Work out how many lines of the listing hold the string "desc", then answer with that number and nothing else.

*** Opening of Provided information ***

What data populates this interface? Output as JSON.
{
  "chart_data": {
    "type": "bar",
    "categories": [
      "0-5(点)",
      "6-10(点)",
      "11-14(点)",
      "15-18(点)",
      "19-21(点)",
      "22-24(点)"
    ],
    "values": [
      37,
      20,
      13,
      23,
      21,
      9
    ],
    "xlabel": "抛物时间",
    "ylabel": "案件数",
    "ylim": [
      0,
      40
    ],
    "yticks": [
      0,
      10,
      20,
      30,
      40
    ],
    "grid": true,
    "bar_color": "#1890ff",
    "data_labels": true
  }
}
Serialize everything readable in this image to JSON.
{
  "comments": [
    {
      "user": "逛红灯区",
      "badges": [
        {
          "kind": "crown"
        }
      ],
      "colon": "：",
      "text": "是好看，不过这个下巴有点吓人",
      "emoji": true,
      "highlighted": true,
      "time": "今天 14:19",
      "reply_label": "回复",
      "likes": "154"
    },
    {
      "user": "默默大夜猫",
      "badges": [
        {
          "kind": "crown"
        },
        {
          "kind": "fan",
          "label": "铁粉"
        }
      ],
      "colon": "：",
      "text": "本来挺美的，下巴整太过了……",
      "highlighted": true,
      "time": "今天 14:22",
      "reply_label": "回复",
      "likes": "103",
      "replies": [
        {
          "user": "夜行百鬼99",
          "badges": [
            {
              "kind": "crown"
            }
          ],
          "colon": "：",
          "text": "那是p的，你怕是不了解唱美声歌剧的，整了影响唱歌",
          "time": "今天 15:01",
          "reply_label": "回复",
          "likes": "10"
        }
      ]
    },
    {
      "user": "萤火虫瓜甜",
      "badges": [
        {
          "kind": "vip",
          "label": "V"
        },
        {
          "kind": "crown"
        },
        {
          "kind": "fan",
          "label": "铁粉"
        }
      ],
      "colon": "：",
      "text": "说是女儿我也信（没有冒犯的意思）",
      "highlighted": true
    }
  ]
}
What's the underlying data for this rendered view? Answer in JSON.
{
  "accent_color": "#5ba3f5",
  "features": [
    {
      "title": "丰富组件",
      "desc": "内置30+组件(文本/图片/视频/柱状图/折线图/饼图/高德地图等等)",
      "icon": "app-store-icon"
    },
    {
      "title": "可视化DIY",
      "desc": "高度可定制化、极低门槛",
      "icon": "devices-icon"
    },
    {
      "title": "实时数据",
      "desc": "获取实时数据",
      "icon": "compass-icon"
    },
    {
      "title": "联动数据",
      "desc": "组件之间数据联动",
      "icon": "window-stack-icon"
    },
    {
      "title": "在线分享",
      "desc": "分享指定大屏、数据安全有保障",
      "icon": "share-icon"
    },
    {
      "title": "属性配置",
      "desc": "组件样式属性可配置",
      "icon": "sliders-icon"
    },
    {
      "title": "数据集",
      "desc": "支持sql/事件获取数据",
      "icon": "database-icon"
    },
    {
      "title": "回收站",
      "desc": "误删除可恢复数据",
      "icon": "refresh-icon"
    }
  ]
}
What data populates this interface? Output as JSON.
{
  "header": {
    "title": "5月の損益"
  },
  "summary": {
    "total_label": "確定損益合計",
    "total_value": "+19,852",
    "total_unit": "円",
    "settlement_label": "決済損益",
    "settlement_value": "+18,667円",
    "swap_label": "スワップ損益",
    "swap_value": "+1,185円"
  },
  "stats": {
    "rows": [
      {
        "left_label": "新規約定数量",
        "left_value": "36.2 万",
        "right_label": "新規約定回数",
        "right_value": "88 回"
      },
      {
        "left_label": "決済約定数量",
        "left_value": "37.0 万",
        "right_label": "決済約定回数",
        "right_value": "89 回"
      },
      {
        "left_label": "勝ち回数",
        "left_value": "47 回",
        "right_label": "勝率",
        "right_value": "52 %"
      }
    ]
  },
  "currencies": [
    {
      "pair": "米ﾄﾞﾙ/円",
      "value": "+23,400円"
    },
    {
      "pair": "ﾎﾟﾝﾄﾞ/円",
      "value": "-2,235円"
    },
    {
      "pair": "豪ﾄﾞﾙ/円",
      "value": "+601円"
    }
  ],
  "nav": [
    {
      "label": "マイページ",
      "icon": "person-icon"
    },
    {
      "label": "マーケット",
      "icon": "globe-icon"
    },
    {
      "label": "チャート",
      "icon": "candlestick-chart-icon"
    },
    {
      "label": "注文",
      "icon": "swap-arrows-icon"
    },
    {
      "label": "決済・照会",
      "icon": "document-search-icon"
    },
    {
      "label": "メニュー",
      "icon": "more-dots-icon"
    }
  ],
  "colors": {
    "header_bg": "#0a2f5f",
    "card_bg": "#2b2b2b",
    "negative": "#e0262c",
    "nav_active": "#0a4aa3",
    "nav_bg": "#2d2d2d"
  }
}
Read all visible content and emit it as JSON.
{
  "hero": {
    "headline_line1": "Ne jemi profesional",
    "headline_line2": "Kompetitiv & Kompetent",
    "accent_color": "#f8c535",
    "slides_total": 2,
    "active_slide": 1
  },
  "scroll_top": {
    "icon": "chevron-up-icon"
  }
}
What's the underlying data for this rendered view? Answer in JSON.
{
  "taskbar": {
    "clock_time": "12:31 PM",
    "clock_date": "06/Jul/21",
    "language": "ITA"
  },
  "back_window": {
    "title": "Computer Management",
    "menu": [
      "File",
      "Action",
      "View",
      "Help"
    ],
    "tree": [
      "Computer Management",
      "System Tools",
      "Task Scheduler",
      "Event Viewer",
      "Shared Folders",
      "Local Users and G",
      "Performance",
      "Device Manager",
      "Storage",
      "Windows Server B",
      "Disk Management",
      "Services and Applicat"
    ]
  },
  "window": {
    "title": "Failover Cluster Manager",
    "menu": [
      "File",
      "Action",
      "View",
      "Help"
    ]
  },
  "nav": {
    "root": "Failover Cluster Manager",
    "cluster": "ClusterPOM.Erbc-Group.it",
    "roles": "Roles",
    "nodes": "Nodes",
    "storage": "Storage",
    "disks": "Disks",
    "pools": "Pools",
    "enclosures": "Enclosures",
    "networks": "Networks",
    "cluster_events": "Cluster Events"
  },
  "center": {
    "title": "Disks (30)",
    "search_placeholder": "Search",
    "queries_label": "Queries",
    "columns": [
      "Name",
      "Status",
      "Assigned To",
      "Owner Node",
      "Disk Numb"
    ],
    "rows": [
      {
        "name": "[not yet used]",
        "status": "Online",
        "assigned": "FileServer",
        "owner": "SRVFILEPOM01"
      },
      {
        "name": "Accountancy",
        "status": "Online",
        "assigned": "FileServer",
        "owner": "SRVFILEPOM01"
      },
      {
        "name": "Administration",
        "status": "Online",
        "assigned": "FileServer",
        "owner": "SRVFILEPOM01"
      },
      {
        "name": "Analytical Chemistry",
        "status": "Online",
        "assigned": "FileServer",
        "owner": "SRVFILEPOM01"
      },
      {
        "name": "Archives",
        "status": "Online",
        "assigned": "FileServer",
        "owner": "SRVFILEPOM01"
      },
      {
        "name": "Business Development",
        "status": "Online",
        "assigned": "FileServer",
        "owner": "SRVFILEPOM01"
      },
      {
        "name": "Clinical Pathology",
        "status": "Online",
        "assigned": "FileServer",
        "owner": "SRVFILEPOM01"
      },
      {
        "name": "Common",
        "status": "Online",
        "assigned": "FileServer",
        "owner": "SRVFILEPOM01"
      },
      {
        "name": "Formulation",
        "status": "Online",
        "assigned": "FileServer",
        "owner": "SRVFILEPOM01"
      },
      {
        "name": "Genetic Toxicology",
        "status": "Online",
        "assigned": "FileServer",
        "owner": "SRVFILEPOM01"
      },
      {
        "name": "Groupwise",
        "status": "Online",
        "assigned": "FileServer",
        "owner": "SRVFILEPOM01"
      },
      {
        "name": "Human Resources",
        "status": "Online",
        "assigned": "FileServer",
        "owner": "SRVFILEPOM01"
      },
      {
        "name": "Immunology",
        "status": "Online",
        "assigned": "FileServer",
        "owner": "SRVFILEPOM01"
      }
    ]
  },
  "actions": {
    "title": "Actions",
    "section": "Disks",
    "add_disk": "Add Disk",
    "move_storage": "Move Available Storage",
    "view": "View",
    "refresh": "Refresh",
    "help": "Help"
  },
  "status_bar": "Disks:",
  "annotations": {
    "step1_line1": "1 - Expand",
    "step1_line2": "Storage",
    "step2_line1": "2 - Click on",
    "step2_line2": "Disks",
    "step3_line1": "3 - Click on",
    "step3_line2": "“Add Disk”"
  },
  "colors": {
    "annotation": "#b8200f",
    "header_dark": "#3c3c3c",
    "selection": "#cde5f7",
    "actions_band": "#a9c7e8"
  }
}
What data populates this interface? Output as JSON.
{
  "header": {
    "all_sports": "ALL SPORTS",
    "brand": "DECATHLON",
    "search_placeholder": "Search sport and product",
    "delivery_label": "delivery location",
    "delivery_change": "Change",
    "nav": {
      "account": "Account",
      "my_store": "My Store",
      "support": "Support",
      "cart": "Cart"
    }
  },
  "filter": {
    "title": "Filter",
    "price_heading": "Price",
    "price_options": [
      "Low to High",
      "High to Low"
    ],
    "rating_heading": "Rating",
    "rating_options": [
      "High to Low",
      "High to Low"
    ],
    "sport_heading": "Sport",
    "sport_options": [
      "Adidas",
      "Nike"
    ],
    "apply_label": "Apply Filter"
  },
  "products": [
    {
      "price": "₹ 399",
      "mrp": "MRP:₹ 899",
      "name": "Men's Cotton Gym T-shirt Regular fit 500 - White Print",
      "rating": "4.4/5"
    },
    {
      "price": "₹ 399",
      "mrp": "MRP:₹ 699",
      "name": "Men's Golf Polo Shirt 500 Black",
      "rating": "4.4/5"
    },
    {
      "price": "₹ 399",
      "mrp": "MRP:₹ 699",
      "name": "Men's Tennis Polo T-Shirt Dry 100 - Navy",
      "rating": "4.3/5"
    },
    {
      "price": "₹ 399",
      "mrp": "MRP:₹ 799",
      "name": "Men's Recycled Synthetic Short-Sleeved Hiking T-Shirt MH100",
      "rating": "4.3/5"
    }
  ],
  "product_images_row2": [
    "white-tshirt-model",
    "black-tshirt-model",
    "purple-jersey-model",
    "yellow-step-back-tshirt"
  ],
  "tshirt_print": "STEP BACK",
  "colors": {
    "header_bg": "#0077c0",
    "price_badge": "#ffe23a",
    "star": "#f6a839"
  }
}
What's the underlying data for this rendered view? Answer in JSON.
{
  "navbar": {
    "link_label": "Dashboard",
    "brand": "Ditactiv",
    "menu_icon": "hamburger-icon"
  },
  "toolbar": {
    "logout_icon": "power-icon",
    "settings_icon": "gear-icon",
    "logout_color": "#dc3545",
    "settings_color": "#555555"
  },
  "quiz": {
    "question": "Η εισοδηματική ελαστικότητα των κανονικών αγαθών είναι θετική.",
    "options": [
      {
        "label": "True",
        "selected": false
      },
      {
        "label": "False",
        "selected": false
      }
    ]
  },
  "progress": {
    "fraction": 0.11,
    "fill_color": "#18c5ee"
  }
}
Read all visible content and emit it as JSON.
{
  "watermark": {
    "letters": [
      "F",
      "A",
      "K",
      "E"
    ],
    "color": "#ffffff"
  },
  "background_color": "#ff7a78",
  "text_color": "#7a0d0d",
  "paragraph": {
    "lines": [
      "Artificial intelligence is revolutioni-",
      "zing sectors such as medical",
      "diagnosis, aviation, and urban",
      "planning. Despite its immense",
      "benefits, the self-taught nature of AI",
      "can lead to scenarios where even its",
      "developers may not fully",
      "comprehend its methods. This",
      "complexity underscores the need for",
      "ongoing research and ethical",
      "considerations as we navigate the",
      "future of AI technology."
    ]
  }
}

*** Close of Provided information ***

• [Response]: 8